“Unfortunately, having seen the scraping reports from many popular websites, it is clear that there are many, many scrapers,” the paper said.
“On the second point, legal follow-up is very diﬃcult, tedious, expensive, and very much reactive.
“Moreover, once the data are stolen, the damage is done and many scrapers have oﬄine or non-public use of such data to monetize it so they cannot easily be found and brought to court.”
Two MLSs recently spent millions of dollars over the course of more than two years fighting a single alleged scraper.
Vendors manage data security for the hundreds of thousands of websites they provide brokers and agents, but they do not seem to be fully aware of scrapers’ business impact on their customers and on their operational costs, the paper said.

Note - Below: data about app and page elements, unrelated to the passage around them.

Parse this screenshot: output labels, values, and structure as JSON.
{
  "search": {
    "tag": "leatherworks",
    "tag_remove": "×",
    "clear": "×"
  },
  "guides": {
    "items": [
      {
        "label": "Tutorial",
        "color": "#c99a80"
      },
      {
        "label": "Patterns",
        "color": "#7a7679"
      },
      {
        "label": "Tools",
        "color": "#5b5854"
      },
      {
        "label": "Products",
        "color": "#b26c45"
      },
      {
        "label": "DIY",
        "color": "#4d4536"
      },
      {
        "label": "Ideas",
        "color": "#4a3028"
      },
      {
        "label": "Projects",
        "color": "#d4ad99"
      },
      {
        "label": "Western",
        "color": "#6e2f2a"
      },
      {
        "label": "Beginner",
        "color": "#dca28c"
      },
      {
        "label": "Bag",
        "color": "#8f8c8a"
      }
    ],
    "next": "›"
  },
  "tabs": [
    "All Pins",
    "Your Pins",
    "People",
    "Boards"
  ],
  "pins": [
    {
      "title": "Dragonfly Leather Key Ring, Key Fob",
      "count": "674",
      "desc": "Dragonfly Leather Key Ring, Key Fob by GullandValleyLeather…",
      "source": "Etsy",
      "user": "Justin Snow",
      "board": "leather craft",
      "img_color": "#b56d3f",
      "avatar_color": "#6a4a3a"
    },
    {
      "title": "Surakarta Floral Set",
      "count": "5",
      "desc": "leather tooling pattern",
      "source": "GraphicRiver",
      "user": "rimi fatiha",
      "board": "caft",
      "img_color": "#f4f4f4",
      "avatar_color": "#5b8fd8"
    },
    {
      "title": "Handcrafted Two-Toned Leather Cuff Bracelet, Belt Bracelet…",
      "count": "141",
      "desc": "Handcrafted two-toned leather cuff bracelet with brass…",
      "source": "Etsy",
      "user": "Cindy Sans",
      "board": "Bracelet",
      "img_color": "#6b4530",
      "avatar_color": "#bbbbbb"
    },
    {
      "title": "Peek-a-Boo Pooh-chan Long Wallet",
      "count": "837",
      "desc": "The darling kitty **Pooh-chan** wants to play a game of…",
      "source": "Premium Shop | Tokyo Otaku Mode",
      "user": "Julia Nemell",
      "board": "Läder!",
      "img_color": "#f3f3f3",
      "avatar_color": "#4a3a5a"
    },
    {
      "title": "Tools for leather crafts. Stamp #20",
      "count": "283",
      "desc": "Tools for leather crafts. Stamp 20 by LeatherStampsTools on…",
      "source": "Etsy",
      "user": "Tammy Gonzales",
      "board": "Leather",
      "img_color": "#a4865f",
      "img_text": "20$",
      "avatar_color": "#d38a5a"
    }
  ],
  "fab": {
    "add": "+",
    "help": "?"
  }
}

As many as 14 percent of IDX and VOW vendors were not aware that there are companies scraping MLS data oﬀ of real estate websites to monetize that data without a license to do so, the study found. Nine percent of VOW providers were unaware of NAR’s anti-scraping rule for VOWs.
Many also seemed to be unaware that scraping bots account for 12 to 25 percent of a typical IDX site’s bandwidth.
Part of the problem may be a disconnect between what vendors think is important to their customers and what their customers say is important.
Almost all — 94 percent — of MLS executives indicated a vendor’s information security practices, including sophistication of anti-scraping technology, are important when selecting an MLS vendor, the study found.
But only 57 percent of vendors indicated their customers were interested in anti-scraping.
“It is up to the industry — especially the larger and more sophisticated real estate industry organizations and structures — to make it clear to IDX/VOW vendors that this is a problem that the industry wishes to solve,” the paper said.
“If so, it may require changes to MLS rules and data license agreements with content providers to these vendors to make that perfectly clear.”
Nearly two-thirds of vendors, 62 percent, indicated that compliance with MLS rules was of high importance to them.